TASK OBJECTIVE: Would you filter the listing below so that only lines with the word "structure" remain?

▼

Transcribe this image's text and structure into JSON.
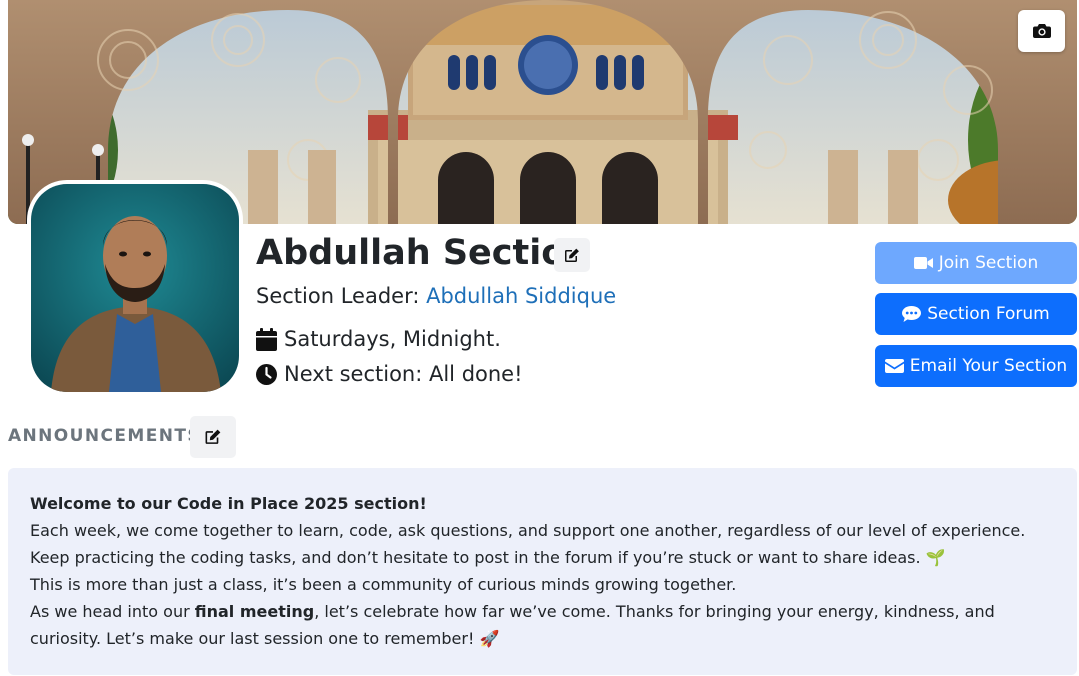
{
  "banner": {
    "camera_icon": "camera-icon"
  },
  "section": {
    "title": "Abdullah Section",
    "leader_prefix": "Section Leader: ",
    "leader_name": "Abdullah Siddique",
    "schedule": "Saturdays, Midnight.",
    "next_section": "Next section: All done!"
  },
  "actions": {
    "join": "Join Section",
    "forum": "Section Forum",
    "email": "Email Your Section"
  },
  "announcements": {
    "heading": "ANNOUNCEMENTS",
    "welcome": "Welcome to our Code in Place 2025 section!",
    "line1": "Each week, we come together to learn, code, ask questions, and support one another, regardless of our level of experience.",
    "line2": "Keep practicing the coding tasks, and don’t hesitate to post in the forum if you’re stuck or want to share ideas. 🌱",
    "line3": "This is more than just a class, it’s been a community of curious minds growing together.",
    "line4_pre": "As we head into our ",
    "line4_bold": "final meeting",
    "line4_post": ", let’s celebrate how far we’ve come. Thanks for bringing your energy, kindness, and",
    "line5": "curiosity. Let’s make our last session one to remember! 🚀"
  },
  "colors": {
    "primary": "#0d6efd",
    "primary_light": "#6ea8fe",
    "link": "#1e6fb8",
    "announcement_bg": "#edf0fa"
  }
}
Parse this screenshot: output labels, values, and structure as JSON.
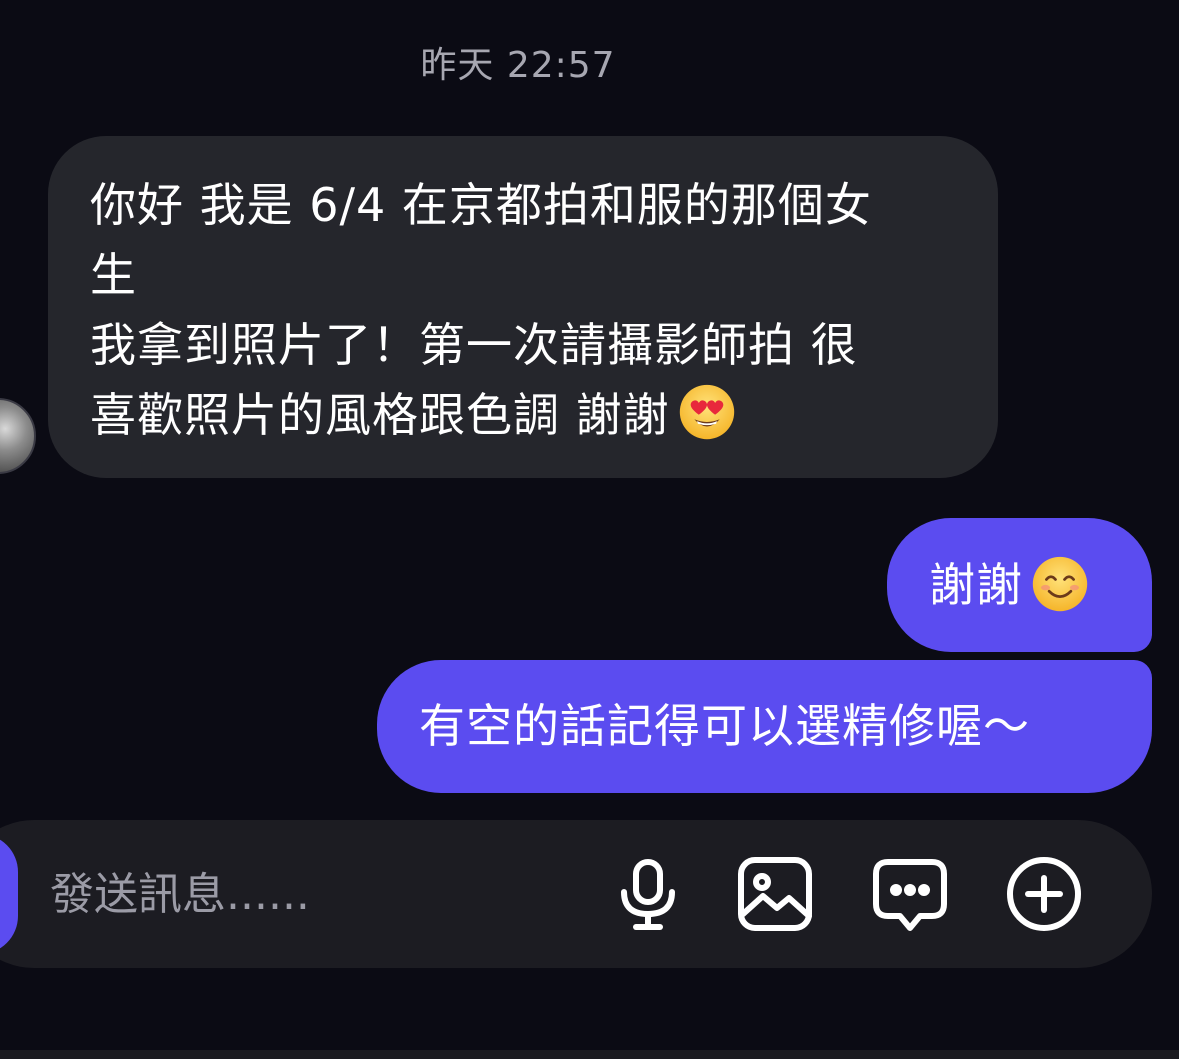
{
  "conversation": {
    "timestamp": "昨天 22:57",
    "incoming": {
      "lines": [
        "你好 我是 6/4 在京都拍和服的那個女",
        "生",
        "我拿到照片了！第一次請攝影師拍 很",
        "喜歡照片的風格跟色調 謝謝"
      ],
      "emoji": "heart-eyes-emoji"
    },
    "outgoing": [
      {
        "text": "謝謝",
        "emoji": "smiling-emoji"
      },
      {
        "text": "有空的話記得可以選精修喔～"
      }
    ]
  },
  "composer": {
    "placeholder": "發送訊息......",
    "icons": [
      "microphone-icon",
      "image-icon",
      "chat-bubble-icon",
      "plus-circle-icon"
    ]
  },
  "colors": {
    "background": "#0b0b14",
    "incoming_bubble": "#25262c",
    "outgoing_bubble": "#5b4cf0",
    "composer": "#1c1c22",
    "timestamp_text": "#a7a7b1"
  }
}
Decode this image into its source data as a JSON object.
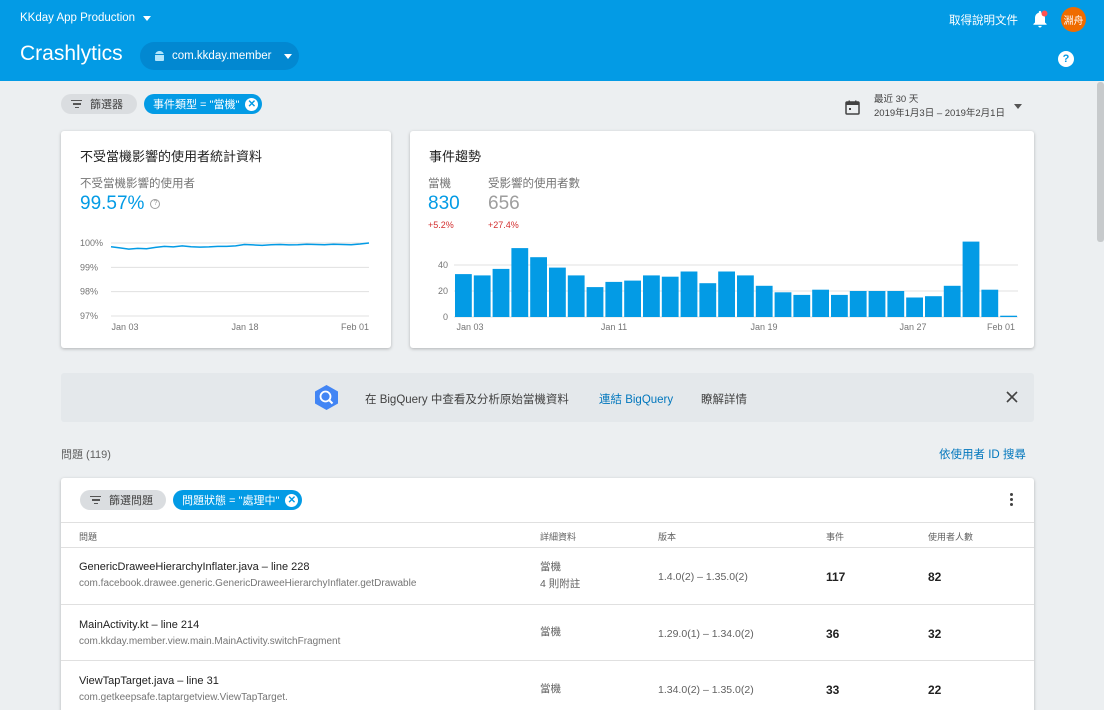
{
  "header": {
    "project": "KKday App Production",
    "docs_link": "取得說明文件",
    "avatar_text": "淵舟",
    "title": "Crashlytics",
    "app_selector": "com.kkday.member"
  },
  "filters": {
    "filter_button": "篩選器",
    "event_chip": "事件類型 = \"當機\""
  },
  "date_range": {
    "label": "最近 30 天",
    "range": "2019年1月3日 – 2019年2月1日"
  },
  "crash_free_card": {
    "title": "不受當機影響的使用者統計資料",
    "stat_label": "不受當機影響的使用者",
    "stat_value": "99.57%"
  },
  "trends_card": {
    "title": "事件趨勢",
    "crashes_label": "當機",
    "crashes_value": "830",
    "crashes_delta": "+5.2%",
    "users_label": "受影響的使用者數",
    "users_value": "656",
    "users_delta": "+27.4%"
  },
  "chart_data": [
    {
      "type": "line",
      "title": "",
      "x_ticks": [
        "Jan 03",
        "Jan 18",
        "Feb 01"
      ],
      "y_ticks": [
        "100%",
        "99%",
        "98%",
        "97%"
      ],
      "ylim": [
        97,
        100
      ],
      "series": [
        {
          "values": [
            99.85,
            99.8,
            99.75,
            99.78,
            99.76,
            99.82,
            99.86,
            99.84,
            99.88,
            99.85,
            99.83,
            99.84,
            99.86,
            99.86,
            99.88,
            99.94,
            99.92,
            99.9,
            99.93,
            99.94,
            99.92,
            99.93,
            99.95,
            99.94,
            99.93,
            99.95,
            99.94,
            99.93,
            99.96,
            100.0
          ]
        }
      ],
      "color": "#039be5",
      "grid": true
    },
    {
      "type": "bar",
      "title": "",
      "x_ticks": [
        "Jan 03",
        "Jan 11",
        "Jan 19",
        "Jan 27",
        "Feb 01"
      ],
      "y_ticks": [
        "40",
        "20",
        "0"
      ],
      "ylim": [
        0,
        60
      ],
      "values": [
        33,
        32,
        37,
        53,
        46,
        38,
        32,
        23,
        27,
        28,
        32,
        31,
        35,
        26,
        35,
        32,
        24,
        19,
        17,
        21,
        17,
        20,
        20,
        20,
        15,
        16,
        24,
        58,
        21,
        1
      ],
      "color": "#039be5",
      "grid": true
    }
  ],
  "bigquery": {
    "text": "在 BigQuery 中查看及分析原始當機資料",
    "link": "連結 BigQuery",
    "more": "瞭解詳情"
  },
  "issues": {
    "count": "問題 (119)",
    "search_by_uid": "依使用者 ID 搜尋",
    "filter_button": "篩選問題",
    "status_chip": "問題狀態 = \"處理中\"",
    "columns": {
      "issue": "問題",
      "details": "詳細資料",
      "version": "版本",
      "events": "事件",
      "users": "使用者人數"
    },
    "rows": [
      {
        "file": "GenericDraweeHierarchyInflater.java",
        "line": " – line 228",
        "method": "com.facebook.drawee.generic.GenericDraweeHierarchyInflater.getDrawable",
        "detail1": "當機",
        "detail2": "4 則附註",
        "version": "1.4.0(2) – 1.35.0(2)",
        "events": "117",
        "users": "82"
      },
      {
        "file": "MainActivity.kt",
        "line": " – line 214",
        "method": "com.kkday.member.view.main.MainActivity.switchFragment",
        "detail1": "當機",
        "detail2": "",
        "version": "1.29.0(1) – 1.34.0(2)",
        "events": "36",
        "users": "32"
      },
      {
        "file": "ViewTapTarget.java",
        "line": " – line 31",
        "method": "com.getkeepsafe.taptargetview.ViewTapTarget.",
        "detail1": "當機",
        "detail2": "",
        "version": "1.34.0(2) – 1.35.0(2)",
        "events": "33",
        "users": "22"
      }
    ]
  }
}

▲

EXERCISE OUTPUT:
Transcribe this image's text and structure into JSON.
Parse this screenshot: output labels, values, and structure as JSON.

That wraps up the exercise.